Many of us were still enjoying an overdue Thanksgiving gathering when we heard the news of the latest COVID variant, Omicron. Two weeks later, some of us are still trying to figure out how to pronounce the new variant. Nevertheless, the impact on the stock market was swift! The Dow Jones Industrial Average suffered the worst Black Friday sell-off since 1931, dropping 2.53% or 905 points in one day.i However, in the week that followed, President Biden announced that he did not anticipate wide spread lockdown due to Omicron. Rather, the President advocated Americans get vaccinations or booster shots, and he enacted a travel ban from affected countries battling the new variant. This relieved the stock market and the fear-induced sell-off was reversed.
There is still a lot we don’t know about the new Omicron variant. What we do know is Omicron originated in South Africa and was detected early, thanks to their proactive genomic surveillance in response to HIV/AIDS. Omicron is the most mutated COVID-19 virus we’ve seen yet, with many of the mutations focused on the spike protein that help the virus with transmissibility. Scientists will need a few more weeks to study the variant before they have conclusive answers. However, there is indication that there is a higher risk of reinfection for the previously infected with the Omicron variant. There may also be a higher chance of break-through infections for the fully vaccinated, albeit a milder case than if a person was not vaccinated at all.
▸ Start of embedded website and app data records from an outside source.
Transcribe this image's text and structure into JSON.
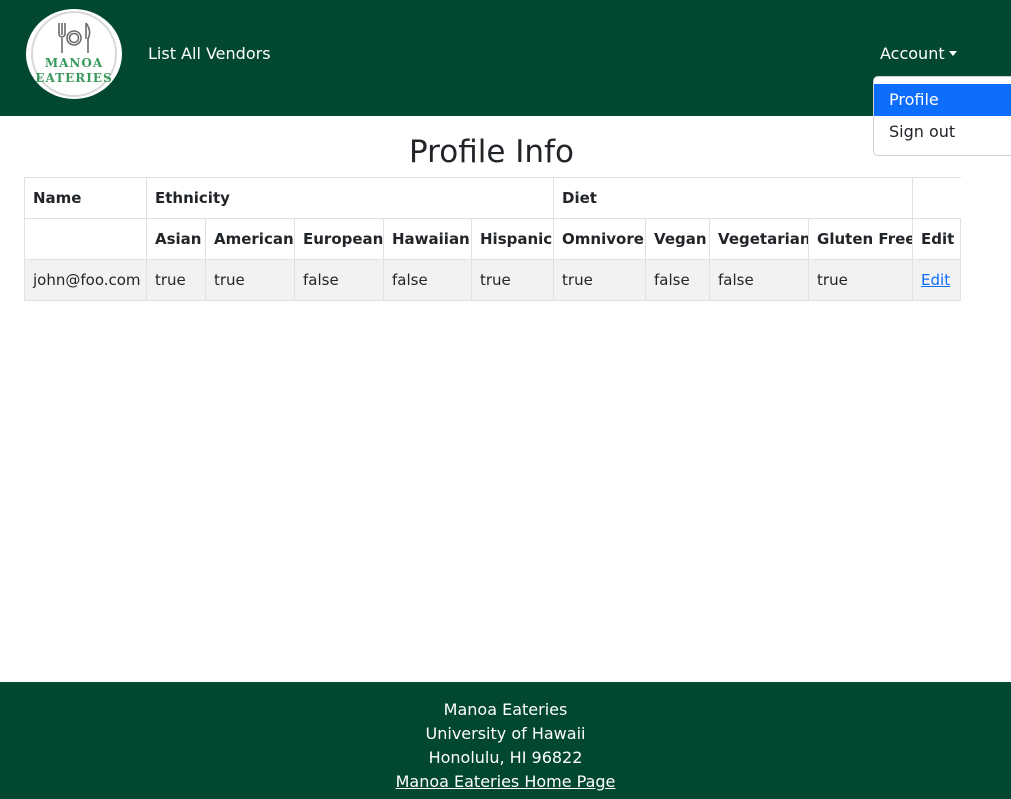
{
  "navbar": {
    "logo": {
      "line1": "MANOA",
      "line2": "EATERIES"
    },
    "list_vendors_label": "List All Vendors",
    "account_label": "Account",
    "colors": {
      "navbar_bg": "#024731",
      "logo_text": "#3a9a5c"
    }
  },
  "account_menu": {
    "items": [
      {
        "label": "Profile",
        "active": true
      },
      {
        "label": "Sign out",
        "active": false
      }
    ],
    "active_color": "#0d6efd"
  },
  "main": {
    "title": "Profile Info",
    "table": {
      "group_headers": [
        "Name",
        "Ethnicity",
        "Diet"
      ],
      "columns": [
        "Asian",
        "American",
        "European",
        "Hawaiian",
        "Hispanic",
        "Omnivore",
        "Vegan",
        "Vegetarian",
        "Gluten Free",
        "Edit"
      ],
      "row": {
        "name": "john@foo.com",
        "values": [
          "true",
          "true",
          "false",
          "false",
          "true",
          "true",
          "false",
          "false",
          "true"
        ],
        "edit_label": "Edit"
      }
    }
  },
  "footer": {
    "line1": "Manoa Eateries",
    "line2": "University of Hawaii",
    "line3": "Honolulu, HI 96822",
    "home_link": "Manoa Eateries Home Page"
  }
}
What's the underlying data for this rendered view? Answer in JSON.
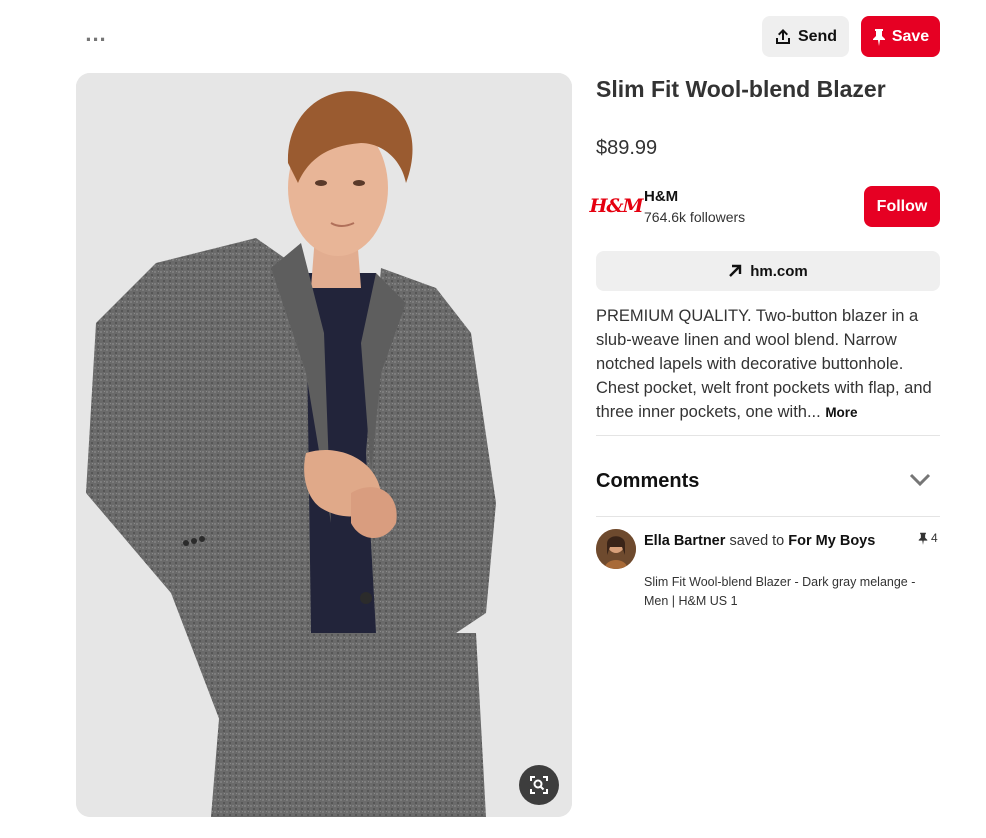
{
  "header": {
    "more_icon": "ellipsis-icon",
    "send_label": "Send",
    "save_label": "Save"
  },
  "pin": {
    "title": "Slim Fit Wool-blend Blazer",
    "price": "$89.99",
    "image_alt": "Man wearing a gray slim fit wool-blend blazer over a navy t-shirt",
    "lens_icon": "visual-search-icon"
  },
  "brand": {
    "logo_text": "H&M",
    "name": "H&M",
    "followers": "764.6k followers",
    "follow_label": "Follow"
  },
  "link": {
    "label": "hm.com"
  },
  "description": {
    "text": "PREMIUM QUALITY. Two-button blazer in a slub-weave linen and wool blend. Narrow notched lapels with decorative buttonhole. Chest pocket, welt front pockets with flap, and three inner pockets, one with...",
    "more_label": "More"
  },
  "comments": {
    "title": "Comments",
    "items": [
      {
        "user": "Ella Bartner",
        "action": "saved to",
        "board": "For My Boys",
        "subtitle": "Slim Fit Wool-blend Blazer - Dark gray melange - Men | H&M US 1",
        "pin_count": "4"
      }
    ]
  },
  "colors": {
    "accent": "#e60023",
    "brand_red": "#e50010",
    "button_gray": "#efefef"
  }
}
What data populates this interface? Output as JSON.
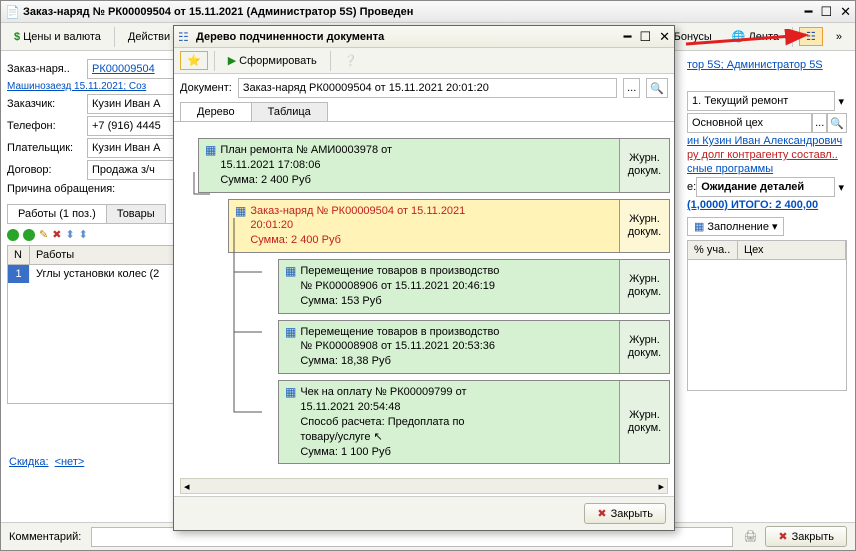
{
  "main_window": {
    "title": "Заказ-наряд № РК00009504 от 15.11.2021 (Администратор 5S) Проведен",
    "toolbar": {
      "prices": "Цены и валюта",
      "actions": "Действи",
      "bonuses": "Бонусы",
      "lenta": "Лента"
    },
    "link_top": "Машинозаезд 15.11.2021; Соз",
    "fields": {
      "order_label": "Заказ-наря..",
      "order_value": "РК00009504",
      "customer_label": "Заказчик:",
      "customer_value": "Кузин Иван А",
      "phone_label": "Телефон:",
      "phone_value": "+7 (916) 4445",
      "payer_label": "Плательщик:",
      "payer_value": "Кузин Иван А",
      "contract_label": "Договор:",
      "contract_value": "Продажа з/ч",
      "reason_label": "Причина обращения:"
    },
    "tabs": {
      "works": "Работы (1 поз.)",
      "goods": "Товары"
    },
    "table": {
      "col_n": "N",
      "col_work": "Работы",
      "row_n": "1",
      "row_work": "Углы установки колес (2"
    },
    "discount": {
      "label": "Скидка:",
      "value": "<нет>"
    },
    "comment_label": "Комментарий:",
    "close_btn": "Закрыть",
    "right": {
      "admin": "тор 5S; Администратор 5S",
      "repair_type": "1. Текущий ремонт",
      "workshop": "Основной цех",
      "owner": "ин Кузин Иван Александрович",
      "debt": "ру долг контрагенту составл..",
      "programs": "сные программы",
      "state_lbl": "е:",
      "state": "Ожидание деталей",
      "total": "(1,0000) ИТОГО: 2 400,00",
      "fill_btn": "Заполнение",
      "col_pct": "% уча..",
      "col_shop": "Цех"
    }
  },
  "modal": {
    "title": "Дерево подчиненности документа",
    "form_btn": "Сформировать",
    "doc_label": "Документ:",
    "doc_value": "Заказ-наряд РК00009504 от 15.11.2021 20:01:20",
    "tab_tree": "Дерево",
    "tab_table": "Таблица",
    "journ": "Журн. докум.",
    "close_btn": "Закрыть",
    "nodes": {
      "n1": {
        "l1": "План ремонта № АМИ0003978 от",
        "l2": "15.11.2021 17:08:06",
        "l3": "Сумма: 2 400 Руб"
      },
      "n2": {
        "l1": "Заказ-наряд № РК00009504 от 15.11.2021",
        "l2": "20:01:20",
        "l3": "Сумма: 2 400 Руб"
      },
      "n3": {
        "l1": "Перемещение товаров в производство",
        "l2": "№ РК00008906 от 15.11.2021 20:46:19",
        "l3": "Сумма: 153 Руб"
      },
      "n4": {
        "l1": "Перемещение товаров в производство",
        "l2": "№ РК00008908 от 15.11.2021 20:53:36",
        "l3": "Сумма: 18,38 Руб"
      },
      "n5": {
        "l1": "Чек на оплату № РК00009799 от",
        "l2": "15.11.2021 20:54:48",
        "l3": "Способ расчета: Предоплата по",
        "l4": "товару/услуге",
        "l5": "Сумма: 1 100 Руб"
      }
    }
  }
}
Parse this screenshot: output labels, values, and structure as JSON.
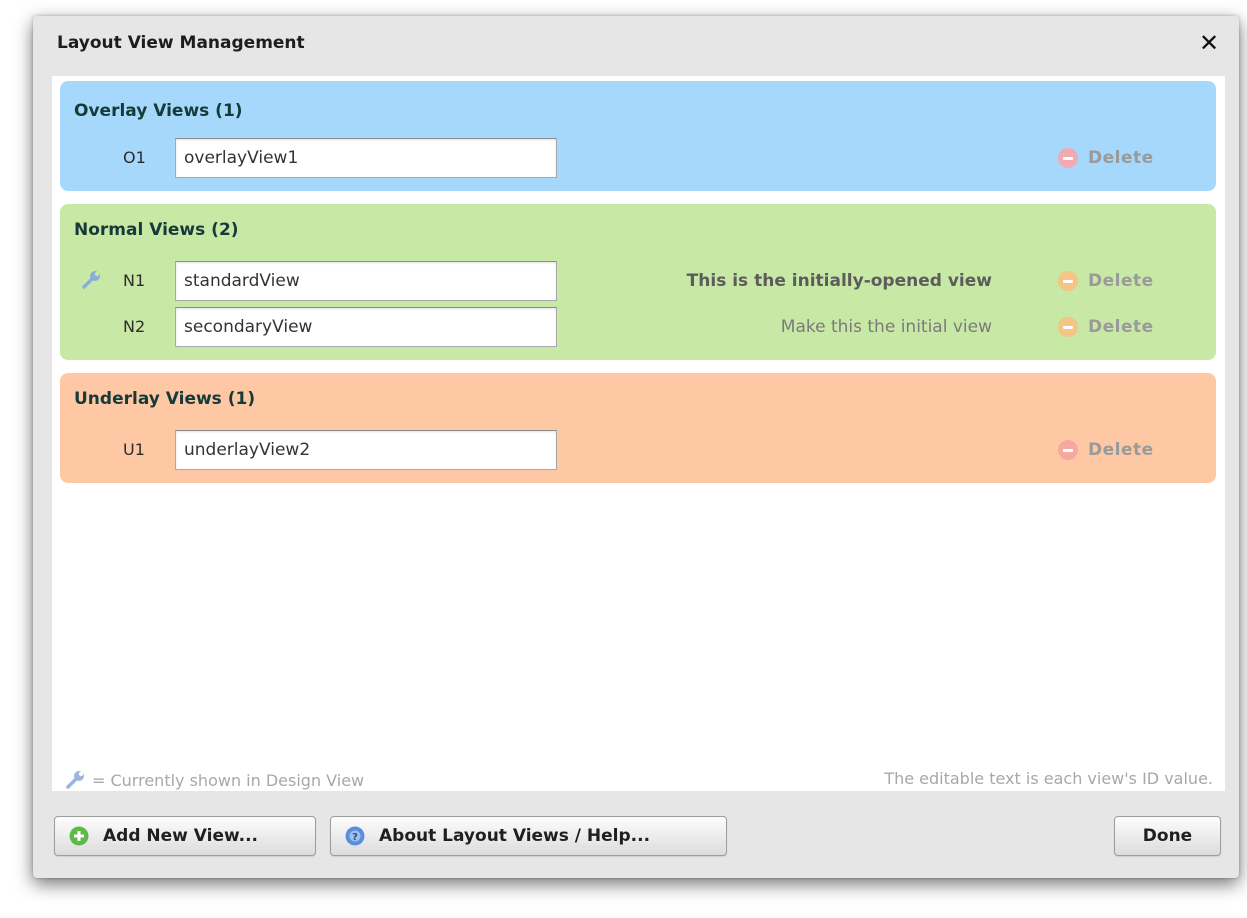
{
  "dialog": {
    "title": "Layout View Management"
  },
  "groups": {
    "overlay": {
      "title": "Overlay Views (1)",
      "rows": [
        {
          "id": "O1",
          "value": "overlayView1",
          "delete_label": "Delete"
        }
      ]
    },
    "normal": {
      "title": "Normal Views (2)",
      "rows": [
        {
          "id": "N1",
          "value": "standardView",
          "initial_text": "This is the initially-opened view",
          "delete_label": "Delete"
        },
        {
          "id": "N2",
          "value": "secondaryView",
          "initial_text": "Make this the initial view",
          "delete_label": "Delete"
        }
      ]
    },
    "underlay": {
      "title": "Underlay Views (1)",
      "rows": [
        {
          "id": "U1",
          "value": "underlayView2",
          "delete_label": "Delete"
        }
      ]
    }
  },
  "legend": {
    "left": "= Currently shown in Design View",
    "right": "The editable text is each view's ID value."
  },
  "buttons": {
    "add": "Add New View...",
    "help": "About Layout Views / Help...",
    "done": "Done"
  },
  "icons": {
    "close": "close-icon",
    "wrench": "wrench-icon",
    "delete": "minus-circle-icon",
    "add": "plus-circle-icon",
    "help": "question-circle-icon"
  },
  "colors": {
    "overlay_bg": "#a6d8fb",
    "normal_bg": "#c8e9a6",
    "underlay_bg": "#fec8a4",
    "overlay_delete": "#f3a9b1",
    "normal_delete": "#f4c583",
    "underlay_delete": "#f6a89e",
    "add_icon": "#5dba48",
    "help_icon": "#5b8fd8"
  }
}
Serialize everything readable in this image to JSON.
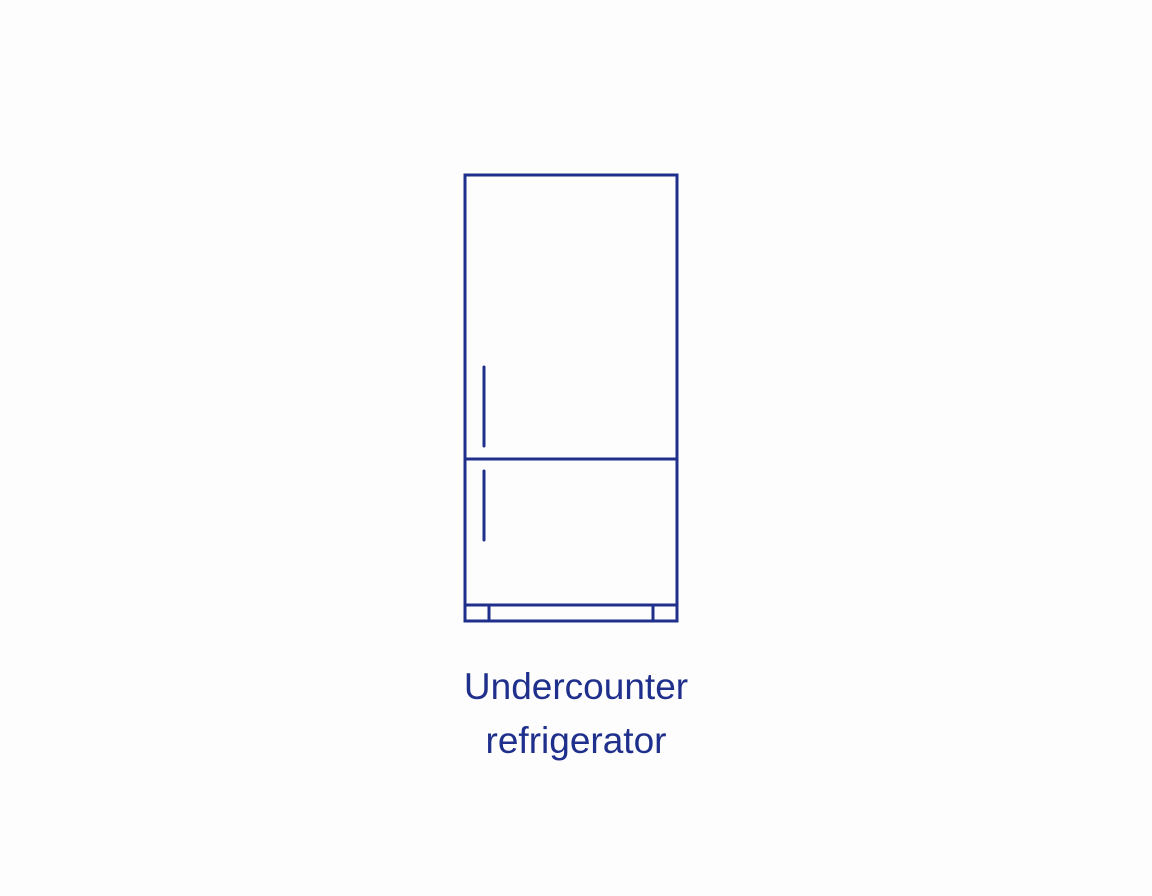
{
  "item": {
    "icon": "undercounter-refrigerator-icon",
    "label_line_1": "Undercounter",
    "label_line_2": "refrigerator"
  },
  "colors": {
    "line": "#1f2f8c",
    "background": "#fdfdfd"
  }
}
The original outbreak of COVID-19 resulted in an extraordinary market decline in March 2020. However, since then, medical science has created adult and child vaccines, booster shots, and antiviral drugs to help those who are infected recover at a higher rate of success. Additionally, we know a lot more about the virus. We know how it spreads, we know face masks work, and we know how to manage our exposure to higher risk environments when necessary. This knowledge is power in keeping the economy on track towards recovery.
If Omicron turns out to be similar to the Delta variant, economic recovery should be uninterrupted in areas with moderate to high vaccination rates. That could result in continued labor force strengthening as people return to work, and would begin to ease supply chain management issues that were pervasive in 2021. If the economy remains strong, the Fed will likely continue its plans to taper the bond buying program through June 2022, and the slow transition could provide for low volatility in the stock market.
If Omicron turns out to cause more severe illness, be more virulent, or is more vaccine-resistant than Delta, this may result in short-term public health restrictions. Such interruptions would put pressure on growth as the return to full-employment may be delayed and production may slow. The Fed may take a slower path to raising interest rates with economic sensitivity in mind.
In a worst case scenario, if Omicron is found to be much worse than Delta, a protracted COVID outbreak may lead to a more notable economic disruption. Negative consumer sentiment could lead people to cautiously spend less, leading to reduced GDP or an economic contraction. Continued unemployment may remain high and supply chain issues could worsen. However, drug manufactures are already working on an adapted Omicron vaccine, with hopes of reaching the market within 90 days. Therefore, negative ramifications will hopefully be short-lived.ii
Looking further, the protracted fight against the multi-faceted COVID virus is weighing on the President’s approval ratings. President Biden came into office in 2020 with promises of bringing our country back to normal. However two years later, many are still living adapted lives, travelling less, dealing with higher inflation and low supply on just about everything, and they are generally unhappy.
Biden’s reduced effectiveness may hurt the chances of his Build Back Better plan being passed, or being as comprehensive as originally anticipated. That could result in reduced popularity with Biden’s own Democratic base. Falling short of expectations could have further negative implications on the upcoming mid-term elections, which are notoriously terrible for the sitting President’s political party. Republicans are currently favored to take majority in the House which could have long-term implications on tax and monetary policy for the decade to come.iii
In short – everyone is tired of COVID and looking for change. However, Omicron’s emergence has underscored that Coronavirus appears to be here to stay. Hopefully the COVID virus will evolve to be an annual inconvenience we prepare for like the flu. People may need an annual booster for the new COVID variance, similar to how we prepare for the newest flu strain each winter season. However, we should accept that there will likely be more COVID strains than there are letters in the Greek alphabet.iv Hopefully with this new frame of mind, the economy can temper expectations and day-traders will reduce knee-jerk reactions to the next new COVID variant.
iii Schwab Market Outlook 2021.12.07
iv Bob Veres Inside Information